A common condition called endometriosis, which affects the reproductive organs, drastically increases heart disease risk in young women, according to research recently published in the journal Circulation: Cardiovascular Quality and Outcomes.
Endometriosis is a painful, chronic disorder that causes misplaced tissue to grow outside of the uterus. Affecting an estimated 10% of reproductive-age women, this condition puts added stress on the body and may result in reduced fertility, among other complications. Studies have also linked endometriosis to chronic inflammation and high cholesterol, potentially increasing risk for heart disease.
To explore the association between endometriosis and heart health, researchers analyzed data from the Nurses’ Health Study II, which followed U.S. female nurses from 1989–2009. The study included more than 116,000 women between the ages of 25–42, collecting information on demographics, health and lifestyle. At the start of the study, women were asked about reproductive health, including history of endometriosis.
Based on responses to questionnaires, roughly 5% of participants had been diagnosed with endometriosis at the start of the study. After 20 years of follow-up, researchers found that women with endometriosis had significantly greater risk for heart disease than those without this condition.

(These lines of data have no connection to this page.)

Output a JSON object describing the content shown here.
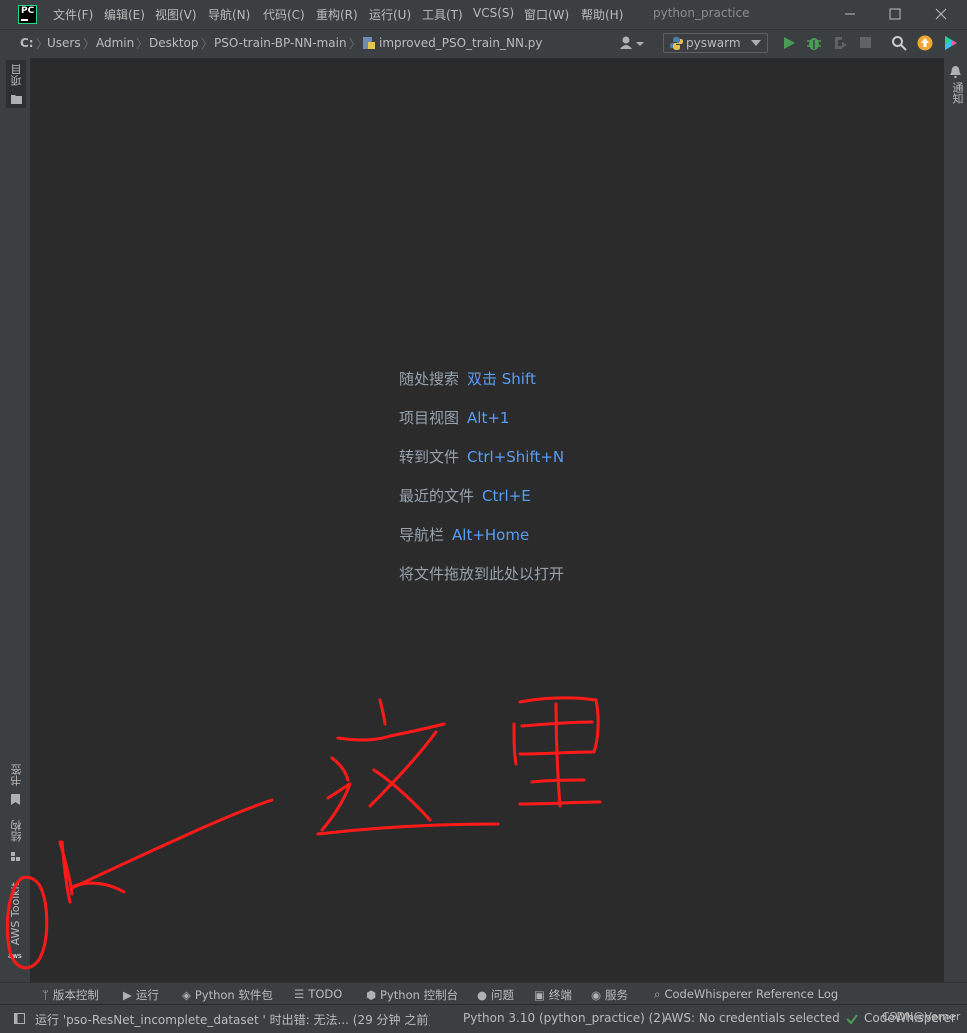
{
  "window": {
    "project_name": "python_practice",
    "menu": [
      "文件(F)",
      "编辑(E)",
      "视图(V)",
      "导航(N)",
      "代码(C)",
      "重构(R)",
      "运行(U)",
      "工具(T)",
      "VCS(S)",
      "窗口(W)",
      "帮助(H)"
    ],
    "logo_text": "PC"
  },
  "navbar": {
    "breadcrumbs": [
      "C:",
      "Users",
      "Admin",
      "Desktop",
      "PSO-train-BP-NN-main",
      "improved_PSO_train_NN.py"
    ],
    "run_config": "pyswarm"
  },
  "left_stripe": {
    "top_tab": "项目",
    "bookmarks_tab": "书签",
    "structure_tab": "结构",
    "aws_tab": "AWS Toolkit",
    "aws_badge": "aws"
  },
  "right_stripe": {
    "notifications_tab": "通知"
  },
  "editor": {
    "hints": [
      {
        "label": "随处搜索",
        "key": "双击 Shift"
      },
      {
        "label": "项目视图",
        "key": "Alt+1"
      },
      {
        "label": "转到文件",
        "key": "Ctrl+Shift+N"
      },
      {
        "label": "最近的文件",
        "key": "Ctrl+E"
      },
      {
        "label": "导航栏",
        "key": "Alt+Home"
      },
      {
        "label": "将文件拖放到此处以打开",
        "key": ""
      }
    ]
  },
  "bottom_tabs": [
    "版本控制",
    "运行",
    "Python 软件包",
    "TODO",
    "Python 控制台",
    "问题",
    "终端",
    "服务",
    "CodeWhisperer Reference Log"
  ],
  "status": {
    "message": "运行 'pso-ResNet_incomplete_dataset ' 时出错: 无法... (29 分钟 之前)",
    "interpreter": "Python 3.10 (python_practice) (2)",
    "aws": "AWS: No credentials selected",
    "codewhisperer": "CodeWhisperer"
  },
  "watermark": "CSDN@Verner",
  "colors": {
    "background": "#2b2b2b",
    "chrome": "#3c3f41",
    "hint_key": "#589df6",
    "annotation": "#ff1a1a"
  }
}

Overall, women with endometriosis were 62% more likely to have a heart attack, develop chest pain or need heart procedures to open blocked arteries. However, women 40 or younger with endometriosis had more than three times greater risk for these complications than women without endometriosis. Women who had their uterus or ovaries removed had 51% greater risk of heart complications compared to those who didn’t.
According to experts, this is the first study to find a direct association between endometriosis and heart disease. While past studies have linked endometriosis to inflammation and increased cholesterol levels, this is the first to show that endometriosis may actually increase risk for heart disease, particularly in young women.

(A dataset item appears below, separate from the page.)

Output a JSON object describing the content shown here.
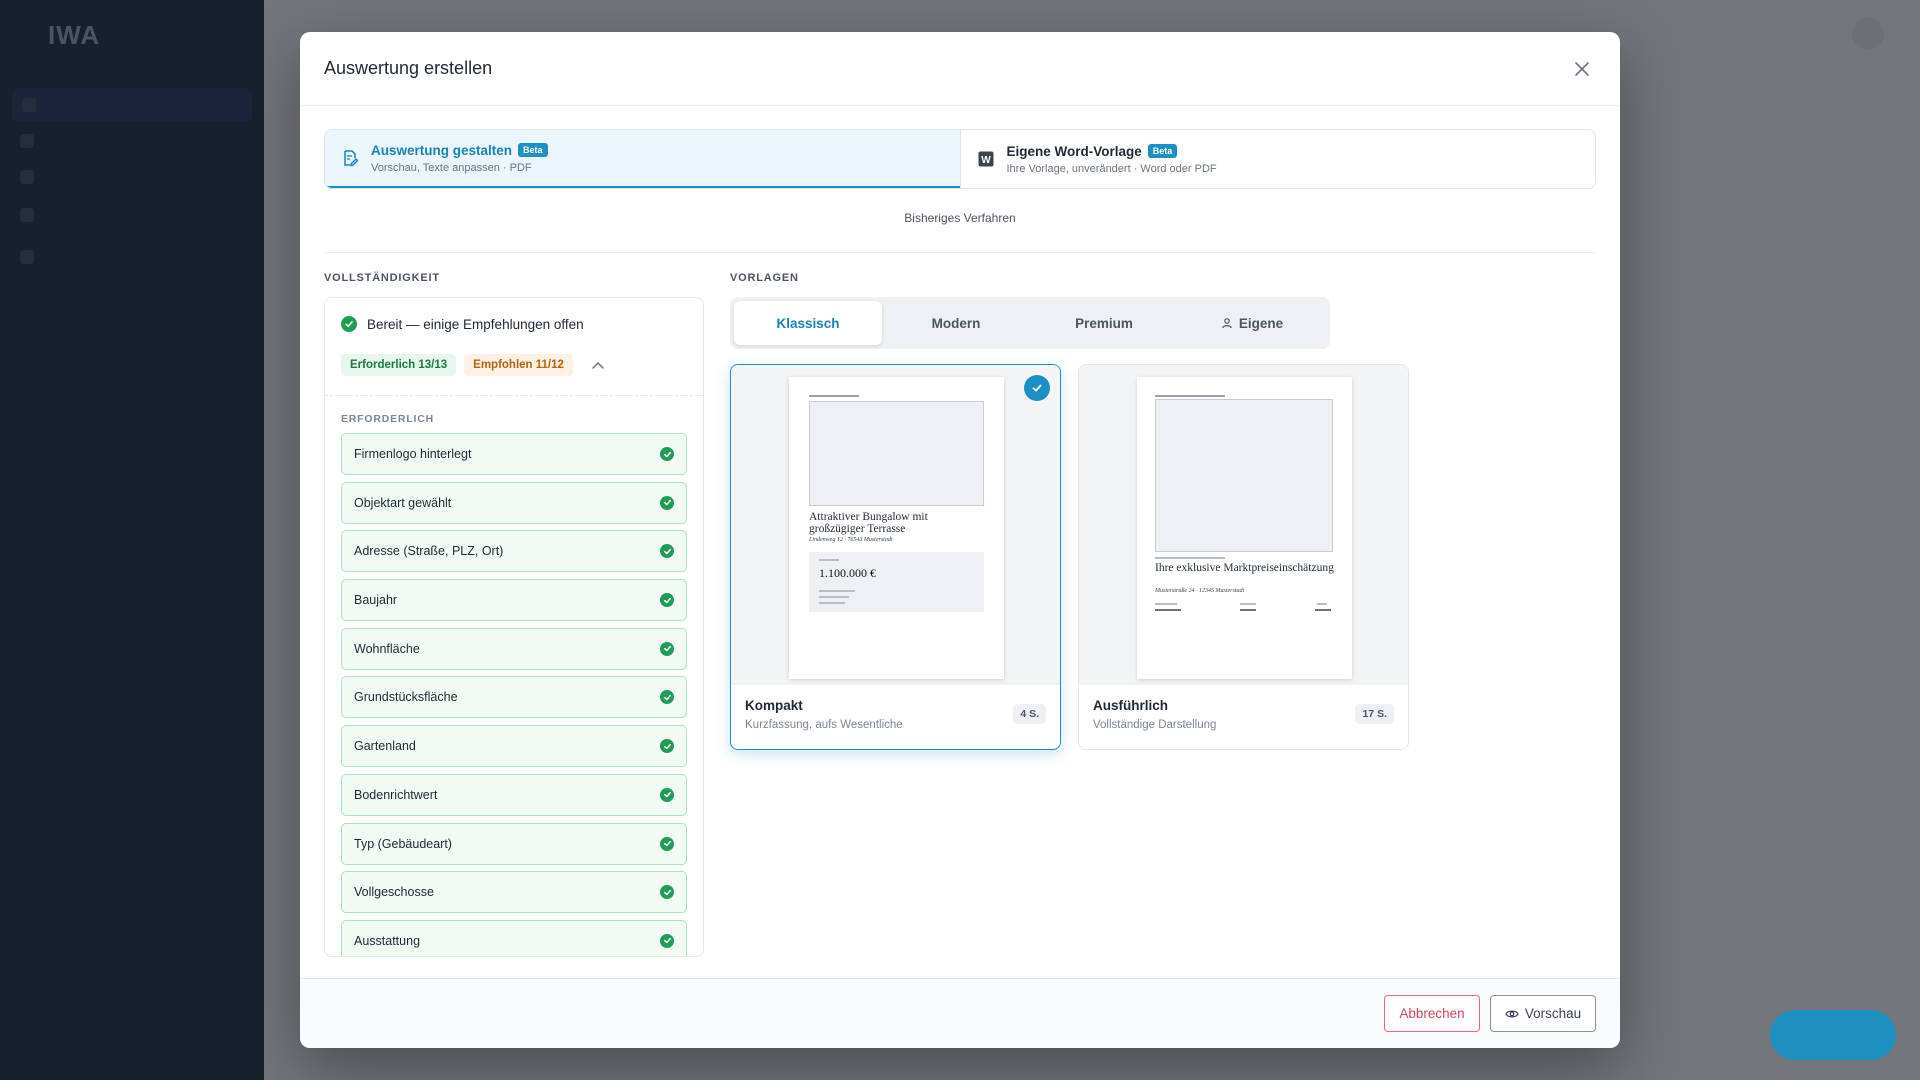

As such, findings highlight the importance of addressing risk factors for heart disease—the No. 1 killer of women in the United States. Most adults already have one or more risk factors for heart disease, like high blood pressure, diabetes and obesity, even at a younger age. Since endometriosis may further increase cardiovascular risk in women, addressing risk factors is even more important for preventing heart disease and life-threatening heart events.